These are just a few reasons why these ‘Gammons’ might just be a little frustrated at the state of modern Britain. The ‘high blood pressure’ and rosy complexion of ‘Gammons’ could perhaps be further understood when these condescending, ignorant and arrogant millennial rants in which they are ridiculed are taken into account. In one piece focusing on this phenomenon, the writer, Matt Zarb-Cousin, pokes fun at ‘Gammon’s’ supposed gullibility in believing everything they read in the ‘right wing tabloids’:

Examples of these alleged false assertions include Corbyn being a ‘terrorist sympathiser’ and that ‘immigration is out of control.’ The author clearly is unaware that this cuts both ways. His glib, casual dismissal of these assertions are also evidence of swallowing partisan spin whole. Corbyn, out of his own mouth, can be seen to describe Hamas and Hezbollah, as “friends” here: https://www.youtube.com/watch?v=pGj1PheWiFQ

The immigration issue is contingent on one’s own political and cultural philosophy. Journalist and author David Goodhart has thoughtfully identified the two types of people in Britain as ‘Somewhere people’ and ‘Anywhere people,’ ‘Somewhere people’ being those who identify with their place of birth and see themselves as inextricably linked to their country and culture, and ‘Anywhere people’ consisting primarily of university-educated, urban and more uprooted people than their ‘Somewhere’ counterparts. If one is an ‘Anywhere’ person’, I’m sure the prospect of importing a population the size of Newcastle’s every year from around the globe (this figure accounts for those leaving the country, the gross figure is around half a million) does not resemble chaos but a desirable consequence of globalisation and international openness. To a ‘Somewhere person’, it could not seem more chaotic. Last year’s revelation that the Home Office has ‘lost’ around 56,000 illegal immigrants in one year alone, would not suggest that immigration is ‘under control’ would it?
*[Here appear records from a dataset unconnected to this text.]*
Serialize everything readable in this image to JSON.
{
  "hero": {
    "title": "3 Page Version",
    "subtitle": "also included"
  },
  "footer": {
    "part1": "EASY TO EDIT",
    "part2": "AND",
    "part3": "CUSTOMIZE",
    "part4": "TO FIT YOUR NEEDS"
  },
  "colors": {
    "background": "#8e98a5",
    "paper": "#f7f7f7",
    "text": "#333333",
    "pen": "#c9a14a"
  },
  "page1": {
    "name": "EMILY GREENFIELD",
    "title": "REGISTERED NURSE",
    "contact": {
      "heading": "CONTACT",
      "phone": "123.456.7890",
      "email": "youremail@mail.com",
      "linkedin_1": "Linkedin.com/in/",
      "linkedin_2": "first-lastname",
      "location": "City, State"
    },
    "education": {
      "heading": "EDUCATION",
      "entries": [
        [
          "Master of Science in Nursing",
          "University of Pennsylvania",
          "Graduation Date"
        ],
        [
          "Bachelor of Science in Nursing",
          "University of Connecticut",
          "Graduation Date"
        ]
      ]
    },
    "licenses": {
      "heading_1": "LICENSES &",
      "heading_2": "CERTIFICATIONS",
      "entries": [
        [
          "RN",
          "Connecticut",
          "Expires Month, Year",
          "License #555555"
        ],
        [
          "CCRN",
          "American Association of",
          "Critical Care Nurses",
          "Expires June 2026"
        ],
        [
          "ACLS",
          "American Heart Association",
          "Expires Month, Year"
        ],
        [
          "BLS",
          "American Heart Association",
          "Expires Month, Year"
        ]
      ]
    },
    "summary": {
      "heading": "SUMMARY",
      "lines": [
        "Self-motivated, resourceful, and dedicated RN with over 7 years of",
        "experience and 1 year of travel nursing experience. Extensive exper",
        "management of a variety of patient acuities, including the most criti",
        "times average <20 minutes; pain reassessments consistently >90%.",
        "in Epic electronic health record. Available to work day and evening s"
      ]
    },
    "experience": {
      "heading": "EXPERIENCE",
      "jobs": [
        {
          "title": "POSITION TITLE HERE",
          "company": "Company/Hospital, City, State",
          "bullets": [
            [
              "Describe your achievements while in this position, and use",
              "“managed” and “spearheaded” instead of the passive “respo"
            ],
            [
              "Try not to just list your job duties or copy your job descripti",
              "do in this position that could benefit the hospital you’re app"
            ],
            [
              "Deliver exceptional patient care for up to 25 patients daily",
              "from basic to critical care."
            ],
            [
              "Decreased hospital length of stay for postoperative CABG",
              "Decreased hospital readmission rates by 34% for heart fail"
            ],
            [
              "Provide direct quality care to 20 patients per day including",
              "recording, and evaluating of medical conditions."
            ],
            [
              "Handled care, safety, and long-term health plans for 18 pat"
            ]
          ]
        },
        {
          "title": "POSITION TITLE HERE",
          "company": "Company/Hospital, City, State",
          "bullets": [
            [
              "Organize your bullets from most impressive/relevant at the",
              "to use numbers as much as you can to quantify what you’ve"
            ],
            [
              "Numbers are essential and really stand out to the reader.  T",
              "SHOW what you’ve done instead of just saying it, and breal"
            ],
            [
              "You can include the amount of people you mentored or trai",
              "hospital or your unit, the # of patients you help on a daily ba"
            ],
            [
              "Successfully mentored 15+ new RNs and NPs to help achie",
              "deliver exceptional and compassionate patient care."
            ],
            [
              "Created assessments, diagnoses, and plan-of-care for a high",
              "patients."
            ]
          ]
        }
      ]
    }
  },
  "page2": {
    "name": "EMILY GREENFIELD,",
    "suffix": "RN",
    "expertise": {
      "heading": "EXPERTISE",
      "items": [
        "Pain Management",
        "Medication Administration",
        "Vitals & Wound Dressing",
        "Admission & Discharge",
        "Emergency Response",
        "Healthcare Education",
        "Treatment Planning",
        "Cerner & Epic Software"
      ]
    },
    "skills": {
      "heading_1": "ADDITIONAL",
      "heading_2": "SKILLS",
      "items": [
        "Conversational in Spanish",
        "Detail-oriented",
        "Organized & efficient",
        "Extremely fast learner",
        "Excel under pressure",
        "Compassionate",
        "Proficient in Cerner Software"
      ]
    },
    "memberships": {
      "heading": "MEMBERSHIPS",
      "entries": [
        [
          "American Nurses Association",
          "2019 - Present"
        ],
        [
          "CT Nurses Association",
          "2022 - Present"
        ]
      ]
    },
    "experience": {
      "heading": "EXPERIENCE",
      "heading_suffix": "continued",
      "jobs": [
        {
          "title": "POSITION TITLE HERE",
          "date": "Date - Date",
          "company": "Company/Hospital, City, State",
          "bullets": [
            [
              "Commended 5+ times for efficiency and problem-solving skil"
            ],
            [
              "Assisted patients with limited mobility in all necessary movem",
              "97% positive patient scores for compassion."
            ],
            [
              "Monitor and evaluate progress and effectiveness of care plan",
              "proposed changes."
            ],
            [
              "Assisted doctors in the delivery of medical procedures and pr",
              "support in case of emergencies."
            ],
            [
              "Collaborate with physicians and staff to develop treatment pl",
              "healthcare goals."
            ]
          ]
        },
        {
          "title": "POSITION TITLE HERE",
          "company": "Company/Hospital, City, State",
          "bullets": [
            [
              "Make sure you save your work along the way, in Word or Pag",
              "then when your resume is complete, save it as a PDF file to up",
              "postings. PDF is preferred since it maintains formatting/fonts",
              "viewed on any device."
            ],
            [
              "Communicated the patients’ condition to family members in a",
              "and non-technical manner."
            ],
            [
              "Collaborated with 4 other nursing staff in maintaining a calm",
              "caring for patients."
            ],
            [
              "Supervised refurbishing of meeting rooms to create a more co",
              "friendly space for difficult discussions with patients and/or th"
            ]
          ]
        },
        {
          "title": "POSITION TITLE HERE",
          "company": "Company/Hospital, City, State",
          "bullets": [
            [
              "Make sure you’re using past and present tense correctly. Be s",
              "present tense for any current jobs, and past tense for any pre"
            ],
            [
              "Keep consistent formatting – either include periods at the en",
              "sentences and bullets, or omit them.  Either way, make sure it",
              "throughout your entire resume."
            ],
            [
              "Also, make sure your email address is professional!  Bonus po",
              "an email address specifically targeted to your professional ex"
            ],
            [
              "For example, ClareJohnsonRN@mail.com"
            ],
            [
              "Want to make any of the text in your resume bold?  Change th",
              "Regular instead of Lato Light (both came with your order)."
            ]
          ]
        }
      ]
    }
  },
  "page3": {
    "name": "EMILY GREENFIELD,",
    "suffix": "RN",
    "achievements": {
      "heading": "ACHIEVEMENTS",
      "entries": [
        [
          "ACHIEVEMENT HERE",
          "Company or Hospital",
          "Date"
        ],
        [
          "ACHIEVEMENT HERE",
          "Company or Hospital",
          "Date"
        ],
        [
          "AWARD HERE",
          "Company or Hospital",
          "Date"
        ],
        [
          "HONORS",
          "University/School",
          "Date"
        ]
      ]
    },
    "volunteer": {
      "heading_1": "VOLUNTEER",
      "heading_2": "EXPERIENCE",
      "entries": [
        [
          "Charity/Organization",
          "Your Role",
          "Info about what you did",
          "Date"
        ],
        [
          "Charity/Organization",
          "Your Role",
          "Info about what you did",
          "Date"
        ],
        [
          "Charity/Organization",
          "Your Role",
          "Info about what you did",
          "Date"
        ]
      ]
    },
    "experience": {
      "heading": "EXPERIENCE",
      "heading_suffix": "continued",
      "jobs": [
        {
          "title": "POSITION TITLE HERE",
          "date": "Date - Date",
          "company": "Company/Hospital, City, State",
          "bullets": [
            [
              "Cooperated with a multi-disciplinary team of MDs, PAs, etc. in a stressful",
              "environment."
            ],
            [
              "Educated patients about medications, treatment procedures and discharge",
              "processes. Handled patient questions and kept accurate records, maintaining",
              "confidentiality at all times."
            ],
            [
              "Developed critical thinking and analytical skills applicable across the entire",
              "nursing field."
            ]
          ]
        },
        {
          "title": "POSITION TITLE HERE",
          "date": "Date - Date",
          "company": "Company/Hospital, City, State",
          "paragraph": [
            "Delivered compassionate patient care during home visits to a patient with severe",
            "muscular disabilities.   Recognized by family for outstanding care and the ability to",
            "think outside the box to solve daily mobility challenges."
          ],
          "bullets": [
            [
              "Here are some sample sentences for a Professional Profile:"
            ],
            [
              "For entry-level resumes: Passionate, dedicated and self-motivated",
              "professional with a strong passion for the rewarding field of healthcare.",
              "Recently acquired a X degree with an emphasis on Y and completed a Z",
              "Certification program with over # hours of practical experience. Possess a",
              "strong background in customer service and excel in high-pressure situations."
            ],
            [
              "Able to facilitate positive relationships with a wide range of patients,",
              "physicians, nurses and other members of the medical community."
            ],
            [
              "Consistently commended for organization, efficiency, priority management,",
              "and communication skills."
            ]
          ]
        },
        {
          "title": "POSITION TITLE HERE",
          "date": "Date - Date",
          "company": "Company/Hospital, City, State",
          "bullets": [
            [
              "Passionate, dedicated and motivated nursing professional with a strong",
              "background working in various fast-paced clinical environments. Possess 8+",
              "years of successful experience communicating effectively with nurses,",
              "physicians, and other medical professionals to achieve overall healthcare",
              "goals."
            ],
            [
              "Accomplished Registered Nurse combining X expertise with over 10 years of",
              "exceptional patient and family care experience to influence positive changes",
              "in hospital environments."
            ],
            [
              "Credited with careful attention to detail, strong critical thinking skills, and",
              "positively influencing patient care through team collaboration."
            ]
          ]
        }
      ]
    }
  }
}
So, even after a cursory examination, we can conclude that the grievances among ‘Gammons’ which this writer attempts to ridicule are perhaps more reasonable than he would admit. His inability to concede that ‘Gammons’ may have a point, I believe, reflects the readiness of the modern left to condemn, insult and ridicule instead of debate, and says more about their own gullibility than anyone else’s.